And while NanoSail-D continues its flight, an attractive catch for space-minded photographers when conditions are right, its low-Earth orbit will soon cause atmospheric drag to bring it down, a fiery re-entry that will tell us about using such technologies to de-orbit decommissioned satellites. While IKAROS is a 200 square-meter sail, NanoSail-D is much smaller, but principal investigator Dean Alhorn is now designing FeatherSail, an attempt to go beyond low-Earth orbit with a sail that will measure 870 square meters. And as we’ve discussed in these pages before, JAXA aims to build a much larger sail for a Jupiter mission launched at the end of the decade.
A Toast to Old Ideas
Sometimes I like to look through abandoned mission concepts, out of curiosity and the frisson that comes from watching new and speculative ideas encounter the combative world of engineering and politics. I’ve already mentioned the NASA sail studies for Halley’s Comet, which were led by one of today’s leading sail proponents, Louis Friedman. Then there was the TAU (Thousand Astronomical Unit) mission, designed to push deep into the Kuiper Belt as a platform for astrophysics and astronomy. First conceived around nuclear-electric propulsion systems, TAU was also examined in terms of solar sailing, using a close solar pass to achieve the needed acceleration. No final choices were made for this mission that never flew.
The Nature article referenced above notes one other abandoned sail concept, a solar sail satellite situated over the Moon’s south pole for use as a communications relay to a lunar base. The Constellation program, designed around future missions to the Moon, was considering such a sail before the program was canceled in February of 2010.
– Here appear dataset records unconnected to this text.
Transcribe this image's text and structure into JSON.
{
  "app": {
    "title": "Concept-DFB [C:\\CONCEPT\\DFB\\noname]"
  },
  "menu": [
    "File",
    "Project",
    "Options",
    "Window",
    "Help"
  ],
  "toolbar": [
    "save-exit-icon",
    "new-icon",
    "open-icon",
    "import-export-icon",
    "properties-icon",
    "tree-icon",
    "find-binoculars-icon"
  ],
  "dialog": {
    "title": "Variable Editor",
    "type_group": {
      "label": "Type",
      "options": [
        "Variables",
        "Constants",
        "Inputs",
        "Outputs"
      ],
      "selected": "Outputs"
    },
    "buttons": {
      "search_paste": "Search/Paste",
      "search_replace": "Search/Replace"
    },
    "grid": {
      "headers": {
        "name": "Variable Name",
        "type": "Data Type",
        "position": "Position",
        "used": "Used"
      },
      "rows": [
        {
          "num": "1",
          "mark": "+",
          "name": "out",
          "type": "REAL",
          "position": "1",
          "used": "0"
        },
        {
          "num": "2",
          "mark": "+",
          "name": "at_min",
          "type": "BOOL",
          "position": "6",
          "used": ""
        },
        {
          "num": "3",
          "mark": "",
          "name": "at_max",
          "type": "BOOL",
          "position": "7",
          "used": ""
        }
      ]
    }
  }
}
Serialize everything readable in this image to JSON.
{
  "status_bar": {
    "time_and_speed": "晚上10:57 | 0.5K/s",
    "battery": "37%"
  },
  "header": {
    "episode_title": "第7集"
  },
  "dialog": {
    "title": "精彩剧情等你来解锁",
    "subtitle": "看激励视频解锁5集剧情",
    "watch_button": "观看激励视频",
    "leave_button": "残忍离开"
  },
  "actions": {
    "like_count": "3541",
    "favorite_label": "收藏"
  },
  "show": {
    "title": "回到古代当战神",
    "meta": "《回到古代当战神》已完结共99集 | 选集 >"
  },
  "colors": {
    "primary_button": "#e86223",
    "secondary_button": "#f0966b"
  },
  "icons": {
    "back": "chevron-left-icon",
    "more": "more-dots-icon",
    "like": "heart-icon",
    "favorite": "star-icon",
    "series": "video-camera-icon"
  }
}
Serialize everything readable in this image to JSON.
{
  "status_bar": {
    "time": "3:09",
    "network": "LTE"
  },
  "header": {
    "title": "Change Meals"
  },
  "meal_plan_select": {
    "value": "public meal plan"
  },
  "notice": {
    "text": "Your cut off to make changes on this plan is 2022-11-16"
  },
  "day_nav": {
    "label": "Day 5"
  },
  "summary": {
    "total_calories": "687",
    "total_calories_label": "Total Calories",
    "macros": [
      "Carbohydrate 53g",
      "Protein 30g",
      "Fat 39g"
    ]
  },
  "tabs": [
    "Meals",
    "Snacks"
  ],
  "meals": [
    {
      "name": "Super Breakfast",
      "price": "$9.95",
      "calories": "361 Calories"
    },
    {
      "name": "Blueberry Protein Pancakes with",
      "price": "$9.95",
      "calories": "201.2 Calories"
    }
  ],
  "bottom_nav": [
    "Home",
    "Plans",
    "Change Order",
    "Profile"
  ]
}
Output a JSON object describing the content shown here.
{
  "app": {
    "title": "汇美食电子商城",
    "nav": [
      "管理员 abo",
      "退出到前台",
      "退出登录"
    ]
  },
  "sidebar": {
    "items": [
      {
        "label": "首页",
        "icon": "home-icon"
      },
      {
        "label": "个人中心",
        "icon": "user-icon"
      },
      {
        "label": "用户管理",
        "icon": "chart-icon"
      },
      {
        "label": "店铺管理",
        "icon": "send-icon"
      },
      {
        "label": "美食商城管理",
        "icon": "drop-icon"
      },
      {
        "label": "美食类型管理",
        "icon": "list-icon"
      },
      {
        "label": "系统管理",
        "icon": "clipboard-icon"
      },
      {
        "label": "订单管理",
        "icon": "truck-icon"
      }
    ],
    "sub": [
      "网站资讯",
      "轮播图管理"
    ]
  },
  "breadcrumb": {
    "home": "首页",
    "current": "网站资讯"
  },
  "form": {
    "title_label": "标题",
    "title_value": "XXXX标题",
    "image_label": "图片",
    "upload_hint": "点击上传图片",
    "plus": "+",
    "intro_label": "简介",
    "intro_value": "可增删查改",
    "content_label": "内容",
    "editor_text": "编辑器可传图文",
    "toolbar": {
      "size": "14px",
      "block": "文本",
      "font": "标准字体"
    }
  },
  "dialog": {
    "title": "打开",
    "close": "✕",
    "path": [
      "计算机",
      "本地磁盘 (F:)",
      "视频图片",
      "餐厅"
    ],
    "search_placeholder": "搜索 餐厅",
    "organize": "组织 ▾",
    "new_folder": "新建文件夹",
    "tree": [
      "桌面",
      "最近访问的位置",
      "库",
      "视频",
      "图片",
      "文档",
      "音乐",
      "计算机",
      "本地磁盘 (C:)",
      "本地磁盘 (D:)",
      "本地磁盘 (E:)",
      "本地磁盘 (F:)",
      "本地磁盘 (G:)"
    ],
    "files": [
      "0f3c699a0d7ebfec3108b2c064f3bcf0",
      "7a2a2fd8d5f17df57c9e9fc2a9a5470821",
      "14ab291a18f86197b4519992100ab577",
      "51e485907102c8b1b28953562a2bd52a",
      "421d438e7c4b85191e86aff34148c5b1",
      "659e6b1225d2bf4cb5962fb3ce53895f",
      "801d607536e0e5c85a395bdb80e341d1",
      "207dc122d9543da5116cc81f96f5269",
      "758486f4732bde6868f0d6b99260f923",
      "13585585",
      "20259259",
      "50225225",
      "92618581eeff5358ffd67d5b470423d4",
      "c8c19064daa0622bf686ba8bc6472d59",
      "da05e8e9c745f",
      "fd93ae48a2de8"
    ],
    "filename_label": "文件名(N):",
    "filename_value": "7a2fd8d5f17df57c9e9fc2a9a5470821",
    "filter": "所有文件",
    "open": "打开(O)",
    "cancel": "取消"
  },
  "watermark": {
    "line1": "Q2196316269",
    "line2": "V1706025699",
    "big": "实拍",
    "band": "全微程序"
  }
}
But stay optimistic, because with IKAROS and NanoSail-D already in space, we’re only getting started. “There’s a niche for solar sails and it’s there for the taking,” JPL’s John West says in the article, and the advantages of leaving the propellant behind should soon become apparent as we unfurl still more sails in space. Sometimes abandoned missions are harbingers of the more realistic attempts that succeed.